Component data from apps and pages
##############################

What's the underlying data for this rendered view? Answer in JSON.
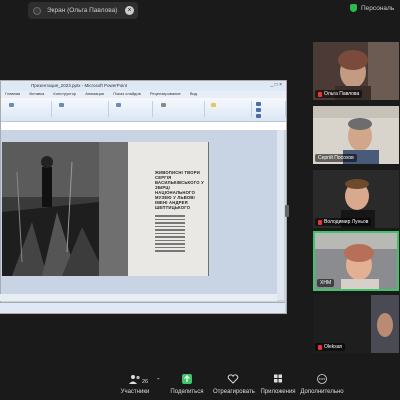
{
  "top_bar": {
    "share_label": "Экран (Ольга Павлова)",
    "close_glyph": "×",
    "view_label": "Персональ"
  },
  "shared_window": {
    "title": "Презентация_2023.pptx - Microsoft PowerPoint",
    "tabs": [
      "Главная",
      "Вставка",
      "Конструктор",
      "Анимация",
      "Показ слайдов",
      "Рецензирование",
      "Вид"
    ],
    "ribbon_groups": [
      "Буфер обмена",
      "Слайды",
      "Шрифт",
      "Абзац",
      "Рисование",
      "Редактирование"
    ],
    "ribbon_items": [
      "Найти",
      "Заменить",
      "Выделить",
      "Упорядочить",
      "Экспресс-стили"
    ],
    "window_controls": "_ □ ×"
  },
  "slide": {
    "article_title": "ЖИВОПИСНІ ТВОРИ СЕРГІЯ ВАСИЛЬКІВСЬКОГО У ЗБІРЦІ НАЦІОНАЛЬНОГО МУЗЕЮ У ЛЬВОВІ ІМЕНІ АНДРЕЯ ШЕПТИЦЬКОГО"
  },
  "participants": [
    {
      "name": "Ольга Павлова",
      "muted": true
    },
    {
      "name": "Сергій Посохов",
      "muted": false
    },
    {
      "name": "Володимир Луньов",
      "muted": true
    },
    {
      "name": "ХНМ",
      "muted": false
    },
    {
      "name": "Oleksan",
      "muted": true
    }
  ],
  "toolbar": {
    "participants_label": "Участники",
    "participants_count": "26",
    "share_label": "Поделиться",
    "react_label": "Отреагировать",
    "apps_label": "Приложения",
    "more_label": "Дополнительно"
  },
  "colors": {
    "share_green": "#3fc46a",
    "mute_red": "#e33333",
    "background": "#1a1a1a"
  }
}
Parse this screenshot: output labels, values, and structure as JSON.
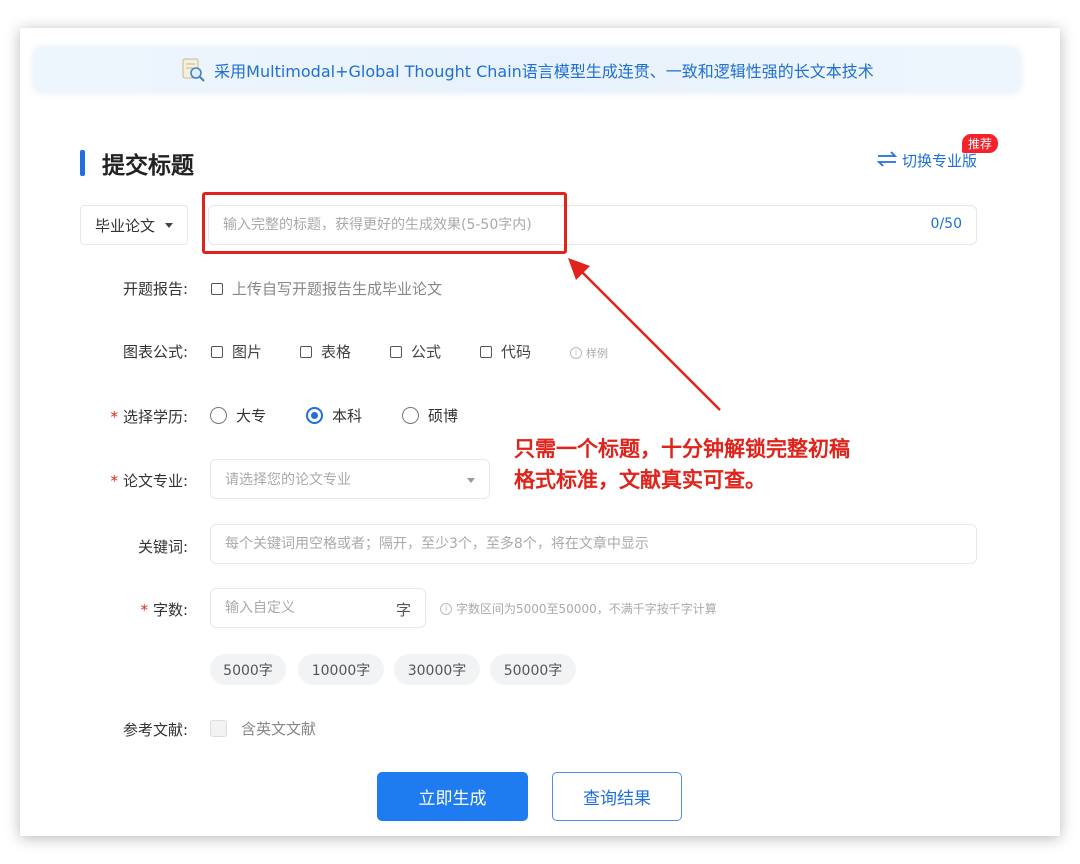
{
  "banner": {
    "text": "采用Multimodal+Global Thought Chain语言模型生成连贯、一致和逻辑性强的长文本技术",
    "icon": "document-search-icon"
  },
  "section": {
    "title": "提交标题"
  },
  "switch": {
    "label": "切换专业版",
    "badge": "推荐",
    "icon": "switch-arrows-icon"
  },
  "paper_type": {
    "selected": "毕业论文"
  },
  "title_input": {
    "placeholder": "输入完整的标题，获得更好的生成效果(5-50字内)",
    "value": "",
    "counter": "0/50"
  },
  "proposal": {
    "label": "开题报告:",
    "option": "上传自写开题报告生成毕业论文"
  },
  "charts": {
    "label": "图表公式:",
    "options": [
      "图片",
      "表格",
      "公式",
      "代码"
    ],
    "example": "样例"
  },
  "education": {
    "label": "选择学历:",
    "required": "*",
    "options": [
      "大专",
      "本科",
      "硕博"
    ],
    "selected": "本科"
  },
  "major": {
    "label": "论文专业:",
    "required": "*",
    "placeholder": "请选择您的论文专业"
  },
  "keywords": {
    "label": "关键词:",
    "placeholder": "每个关键词用空格或者；隔开，至少3个，至多8个，将在文章中显示"
  },
  "word_count": {
    "label": "字数:",
    "required": "*",
    "placeholder": "输入自定义",
    "unit": "字",
    "hint": "字数区间为5000至50000，不满千字按千字计算",
    "presets": [
      "5000字",
      "10000字",
      "30000字",
      "50000字"
    ]
  },
  "references": {
    "label": "参考文献:",
    "option": "含英文文献",
    "checked": false
  },
  "actions": {
    "generate": "立即生成",
    "query": "查询结果"
  },
  "annotation": {
    "line1": "只需一个标题，十分钟解锁完整初稿",
    "line2": "格式标准，文献真实可查。"
  },
  "colors": {
    "accent": "#1f6fe0",
    "annotation_red": "#e0231b",
    "badge_red": "#f5222d"
  }
}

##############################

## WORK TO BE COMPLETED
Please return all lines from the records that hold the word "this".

## THE ANSWER
What's the underlying data for this rendered view? Answer in JSON.
Parse this screenshot: output labels, values, and structure as JSON.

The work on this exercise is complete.